Fr.: expérience de Trouton-Noble
An experiment first carried out in 1903 to reveal the absolute motion of the Earth with respect to the → ether. The experiment consists of detecting a torque on a charged parallel-plate → capacitor that was suspended so that its plates were vertical. Since the Earth moves around the Sun, the moving charges were expected to produce magnetic fields, and the resulting torque should tend to turn the capacitor bringing its plates parallel to its velocity. No such effect was observed, and the absence of the torque supports the theory of → special relativity.
Named after Frederick T. Trouton (1863-1922) and Henry R. Noble; → experiment.
âzmâyeš-e Young (#)
Fr.: expérience de Young
A method of producing → interference of light. Two beams of → coherent light are produced by passing light through a very small circular aperture in one screen, then through two small circular apertures very close together in a second screen. On a third screen, behind the second screen, there will be two overlapping sets of waves and, if the light is monochromatic, → interference fringes will appear on the third screen. The experiment can also be performed with a beam of electrons or atoms, showing similar interference patterns. Young's experiment provides an evidence of the → wave-particle duality, as explained by → quantum mechanics. Same as → double-slit experiment.
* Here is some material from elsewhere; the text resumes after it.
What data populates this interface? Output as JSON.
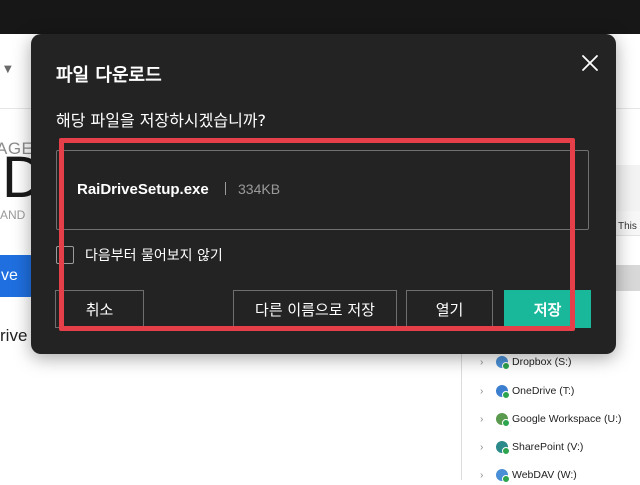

Named after the English scientist Thomas Young (1773-1829), who originally performed the experiment some time around 1801 in an attempt to resolve the question of whether light was composed of particles (the → corpuscular theory of light); or rather consisted of waves travelling through some → ether. The experiment proved the wave nature of light; → experiment.